Prompt>
Lines holding the word "Prototype" are the ones to copy from the data below.
[Data records]
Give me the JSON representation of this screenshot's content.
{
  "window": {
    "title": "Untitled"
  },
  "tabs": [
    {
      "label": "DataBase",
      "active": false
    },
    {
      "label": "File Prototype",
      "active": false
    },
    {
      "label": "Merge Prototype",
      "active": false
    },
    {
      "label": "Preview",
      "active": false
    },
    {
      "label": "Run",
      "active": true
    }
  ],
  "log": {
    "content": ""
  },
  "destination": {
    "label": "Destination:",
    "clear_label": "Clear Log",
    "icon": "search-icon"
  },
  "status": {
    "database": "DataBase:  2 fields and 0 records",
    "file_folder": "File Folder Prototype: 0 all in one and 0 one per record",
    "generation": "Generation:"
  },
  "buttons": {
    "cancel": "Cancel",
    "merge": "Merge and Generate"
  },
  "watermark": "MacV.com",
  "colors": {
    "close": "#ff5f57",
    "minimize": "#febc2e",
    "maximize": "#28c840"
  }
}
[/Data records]
Result for this exercise>
      "label": "File Prototype",
      "label": "Merge Prototype",
    "file_folder": "File Folder Prototype: 0 all in one and 0 one per record",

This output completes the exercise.